Photographer Stuart Townsley uses a trained eye and high-tech equipment to capture memories into frameworthy prints and digital art, using 10 of LA's most attractive landmarks as backdrops. The famed local sites where he sets up camp—such as the roaring Pacific Ocean under Santa Monica Pier or the 1930s architecture and picturesque fountain of Union Station—elegantly complement subjects' smiling visages. His shutter snaps hundreds of times during each photo shoot, immortalizing the faces, poses, and secret handshakes of families and well-behaved pets. Well-versed in state-of-the-art retouching gear, Stuart unfurls his astutely edited creations onto glossy prints, canvases, and online albums.
Stuart's advice on what to wear and bring to shoots, garnered through 12 years of professional experience, conveniently resides online to aid in the selection of appropriate outfits for every mother, father, child, or hamster.
Led by Allen Levin, an experienced actor, producer, and writer, Lifebook Acting Class’s celebrity-extolled workshops impart budding performers with the art of dramatization. Stratified into three levels ranging from orientation to advanced, classes for aspiring professionals mix improv and character building with career coaching to prevent missteps such as starring in a western with talking tumbleweeds. Acting hobbyists develop comedic and dramatic talents in Acting for Non-Actors and First Timers, a self-confidence strengthening romp through the basics of theatrics. For those with proven celebrity or one major credit to their name, the Master Class sharpens already deadly dialogue skills into a force to be reckoned with in time for a prized audition, starring role, or first meeting with future in-laws.
"I love teaching art," declares teaching veteran and artist Ann Bridges on her YouTube video. Her students agree. "She helps you develop your own technique and your own style," shares one, and another muses, "Ann is the kind of teacher who creates a really great atmosphere in the studio… I feel like it's a place where I can improve my technique and also foster my creativity."
Drawing inspiration from locales ranging from the cerulean vistas of Catalina Island to the smoky peaks of the Eastern Sierras and the urban landscapes of Los Angeles, Bridges paints as well as she instructs. She creates her work with an impressionist style, an artist's eye, and wrist flicks puppeteered by Monet's ghost.
During the challenge, teams of two or more individuals will run helter-skelter around the city in a frantic race for cash prizes and personal pride, with a first-place award of $200. Not only will participants have to solve strands of interconnected clues that would test the deductive powers of even the most seasoned children's book detective, they'll need to plot spatiotemporal stratagems while exploring undiscovered corners of the city. Although being physically fit is a plus, quick wits and wise planning will ultimately determine the winners. Participation in the challenge gets contestants a clue packet, race-number bib, and T-shirt, and fees go toward the prize pool. The website offers a regular FAQ, as well as a Groupon FAQ detailing the intricacies of the race, what to wear the day of, why it's not okay to bring a boa constrictor, and more.

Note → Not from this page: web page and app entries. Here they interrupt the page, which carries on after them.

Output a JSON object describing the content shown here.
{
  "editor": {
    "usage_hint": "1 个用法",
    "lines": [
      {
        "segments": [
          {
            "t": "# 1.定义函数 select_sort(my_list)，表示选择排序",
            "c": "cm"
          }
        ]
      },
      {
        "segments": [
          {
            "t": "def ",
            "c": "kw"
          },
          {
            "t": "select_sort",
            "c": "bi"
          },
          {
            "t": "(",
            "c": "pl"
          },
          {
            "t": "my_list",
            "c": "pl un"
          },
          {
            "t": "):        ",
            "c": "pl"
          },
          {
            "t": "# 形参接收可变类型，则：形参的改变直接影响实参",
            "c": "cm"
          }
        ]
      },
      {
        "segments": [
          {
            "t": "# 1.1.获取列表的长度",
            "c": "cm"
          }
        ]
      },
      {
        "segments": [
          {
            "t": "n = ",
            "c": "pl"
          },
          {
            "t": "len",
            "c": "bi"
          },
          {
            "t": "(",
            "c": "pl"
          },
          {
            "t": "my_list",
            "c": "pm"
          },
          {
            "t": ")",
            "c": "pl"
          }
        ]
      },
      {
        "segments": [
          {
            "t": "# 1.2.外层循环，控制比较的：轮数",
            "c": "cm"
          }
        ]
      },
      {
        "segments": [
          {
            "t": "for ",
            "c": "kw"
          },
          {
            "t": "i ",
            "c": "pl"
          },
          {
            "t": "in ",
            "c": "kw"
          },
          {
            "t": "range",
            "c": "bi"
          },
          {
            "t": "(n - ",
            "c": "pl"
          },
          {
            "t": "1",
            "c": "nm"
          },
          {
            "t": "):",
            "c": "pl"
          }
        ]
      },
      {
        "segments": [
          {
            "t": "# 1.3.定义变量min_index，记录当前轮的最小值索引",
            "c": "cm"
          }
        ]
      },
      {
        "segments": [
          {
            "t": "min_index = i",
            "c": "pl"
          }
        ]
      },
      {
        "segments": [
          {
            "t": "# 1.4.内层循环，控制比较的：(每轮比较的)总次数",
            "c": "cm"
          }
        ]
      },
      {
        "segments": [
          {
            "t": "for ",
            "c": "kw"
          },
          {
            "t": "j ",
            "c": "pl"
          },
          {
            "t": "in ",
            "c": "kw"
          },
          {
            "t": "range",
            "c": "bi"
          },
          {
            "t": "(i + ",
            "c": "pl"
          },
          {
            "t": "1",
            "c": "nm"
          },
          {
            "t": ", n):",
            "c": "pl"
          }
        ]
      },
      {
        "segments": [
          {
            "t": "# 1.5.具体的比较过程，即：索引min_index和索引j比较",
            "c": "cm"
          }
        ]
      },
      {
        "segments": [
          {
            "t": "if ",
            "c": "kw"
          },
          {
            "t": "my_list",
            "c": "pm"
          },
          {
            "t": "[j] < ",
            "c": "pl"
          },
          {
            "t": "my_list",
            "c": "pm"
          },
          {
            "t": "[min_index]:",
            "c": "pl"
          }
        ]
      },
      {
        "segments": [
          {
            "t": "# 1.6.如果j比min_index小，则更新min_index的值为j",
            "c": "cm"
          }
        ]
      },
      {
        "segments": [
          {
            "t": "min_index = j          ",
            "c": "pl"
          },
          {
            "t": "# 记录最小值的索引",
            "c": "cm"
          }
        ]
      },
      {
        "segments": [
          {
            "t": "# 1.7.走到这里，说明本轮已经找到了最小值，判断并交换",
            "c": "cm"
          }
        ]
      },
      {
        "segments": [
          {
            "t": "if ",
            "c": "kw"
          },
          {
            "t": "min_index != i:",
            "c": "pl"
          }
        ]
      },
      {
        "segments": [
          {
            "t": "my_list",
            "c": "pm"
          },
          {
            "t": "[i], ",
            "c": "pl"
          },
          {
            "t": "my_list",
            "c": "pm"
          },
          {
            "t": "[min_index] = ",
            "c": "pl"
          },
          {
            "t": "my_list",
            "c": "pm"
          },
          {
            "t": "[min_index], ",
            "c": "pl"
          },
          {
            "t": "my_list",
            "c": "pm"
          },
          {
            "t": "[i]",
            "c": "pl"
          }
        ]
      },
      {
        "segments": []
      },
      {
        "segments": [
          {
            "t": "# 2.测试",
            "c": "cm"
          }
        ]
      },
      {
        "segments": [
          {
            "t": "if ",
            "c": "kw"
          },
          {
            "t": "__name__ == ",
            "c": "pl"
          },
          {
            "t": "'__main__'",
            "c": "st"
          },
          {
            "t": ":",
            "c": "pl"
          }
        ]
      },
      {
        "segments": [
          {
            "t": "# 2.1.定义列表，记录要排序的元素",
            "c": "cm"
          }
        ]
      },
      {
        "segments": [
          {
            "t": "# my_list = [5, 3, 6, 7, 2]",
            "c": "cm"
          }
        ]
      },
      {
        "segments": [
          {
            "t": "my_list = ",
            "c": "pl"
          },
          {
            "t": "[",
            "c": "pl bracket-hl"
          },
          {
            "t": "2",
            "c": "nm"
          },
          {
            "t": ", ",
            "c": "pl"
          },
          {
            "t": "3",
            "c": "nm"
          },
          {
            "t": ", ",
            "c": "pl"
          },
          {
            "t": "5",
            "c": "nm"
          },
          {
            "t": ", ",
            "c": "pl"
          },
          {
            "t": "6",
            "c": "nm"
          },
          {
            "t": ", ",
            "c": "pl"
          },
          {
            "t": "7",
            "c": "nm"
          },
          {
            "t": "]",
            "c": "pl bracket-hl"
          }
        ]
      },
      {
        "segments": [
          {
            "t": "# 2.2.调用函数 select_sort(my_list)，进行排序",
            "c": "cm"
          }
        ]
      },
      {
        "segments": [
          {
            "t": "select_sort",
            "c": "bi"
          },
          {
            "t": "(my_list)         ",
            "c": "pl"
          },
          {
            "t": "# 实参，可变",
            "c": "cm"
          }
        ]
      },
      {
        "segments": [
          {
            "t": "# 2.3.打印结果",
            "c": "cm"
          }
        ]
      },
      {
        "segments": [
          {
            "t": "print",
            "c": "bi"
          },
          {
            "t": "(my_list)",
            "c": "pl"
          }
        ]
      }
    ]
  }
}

On this night only Dianne Reeves belts it out on one of the largest, most star-strut-upon stages in Los Angeles. Orchestra-level seats place you right up front (seating is anything below the balcony section), close enough to feel all of the soulful notes roar. Reeves, a musical titan, part R&B star, part storyteller, and pure jazz from voice to toe, improvises and revises the genre's tradition, singing always her present moment's gospel. She has earned so many Grammys and other shiny accolades that she donates them to children to fill up their birthday piñatas. Her eclectic career defies simplistic labels: she sung the soundtrack to period-piece heavyweight Good Night and Good Luck, closed the 2002 winter Olympic games, and broke through a seemingly impassable cultural barrier by being the first jazz singer to perform in the Arab kingdom of Qatar. With a voice that holds more soul than purgatory, it's an evening not be missed.
Joy Theatre straps young comedians to a fully packed parachute of theatre fundamentals—confidence, improvisation, acting, sketch comedy, stage fighting, character development, and more—before giving these young talents a chance to jump onstage in front of a live audience. Most classes meet on weekends and offer students the opportunity to perform in one of the theatre's Saturday or Sunday shows, which are open to the public. Kids 4–11 meet on Saturdays and Sundays from noon to 3 p.m. for the Giggle Gaggle class (with performances starting at 2 p.m. and running the last hour of class); the older set, ages 12–19, meets on Saturdays and Sundays from 3 p.m. to 6 p.m. for their own Detention Span class and performance. Shy comedians and outgoing gorillas keeping a low profile in people suits can sign up for The Sunday Funnies. This class for ages 4–19 teaches all the essentials of improvisational comedy through games in a fun and welcoming environment. Instead of a weekly performance, Sunday Funnies keeps young stars in demand with a live performance every 10 weeks.